The investigation includes examinations of 20 dietaries of 18 families. Some of the families lived in and close by the village of Tuskegee; the majority were on plantations from 2 to 9 miles distant. Some of the families, especially those in and near the village, showed by their improved conditions of living the noteworthy influence of the Institute and of association with people of intelligence and thrift. The same was true of some of the plantation families. The rest were very much like the ordinary plantation negroes, and were, indeed, selected as typical examples of the great mass of the colored people of this region. A number of the families were on a large plantation where the mortgage system prevails, and the plane of living is a very low one. The people studied represent the gradation from the lower to the higher grade of living which actually exists among the negroes in Alabama, and the observations thus help to illustrate not only the evils under which the colored people live, but some of the phases through which they are passing in their upward progress.

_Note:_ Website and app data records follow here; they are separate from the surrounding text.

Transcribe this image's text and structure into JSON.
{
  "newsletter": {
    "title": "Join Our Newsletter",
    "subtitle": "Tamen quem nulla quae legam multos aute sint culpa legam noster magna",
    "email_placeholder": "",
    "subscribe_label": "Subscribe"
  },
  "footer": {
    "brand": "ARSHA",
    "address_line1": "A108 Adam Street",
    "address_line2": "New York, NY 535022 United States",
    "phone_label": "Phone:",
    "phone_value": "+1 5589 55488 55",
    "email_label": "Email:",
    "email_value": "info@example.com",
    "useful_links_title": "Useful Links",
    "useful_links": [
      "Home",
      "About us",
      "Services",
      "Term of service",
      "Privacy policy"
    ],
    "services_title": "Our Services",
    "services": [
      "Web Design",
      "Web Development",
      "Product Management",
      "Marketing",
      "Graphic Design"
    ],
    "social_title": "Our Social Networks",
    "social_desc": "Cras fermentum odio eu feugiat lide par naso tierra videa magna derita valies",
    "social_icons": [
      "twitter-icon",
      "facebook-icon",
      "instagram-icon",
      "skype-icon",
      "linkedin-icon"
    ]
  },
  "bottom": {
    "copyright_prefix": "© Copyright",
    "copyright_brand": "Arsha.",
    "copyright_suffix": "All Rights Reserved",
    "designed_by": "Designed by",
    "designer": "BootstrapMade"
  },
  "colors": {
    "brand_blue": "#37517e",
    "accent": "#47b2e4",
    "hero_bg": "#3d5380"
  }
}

While the main subject is the food and nutrition of typical negro families in a representative district of the South, other observations pertaining to their conditions of life are also reported.
The general plan consisted in visiting each house or cabin from day to day for a period generally of two weeks, weighing the food used by the family, and taking specimens for analysis, notes being made at the same time regarding the people, their dwellings, farms, work, habits, and the like."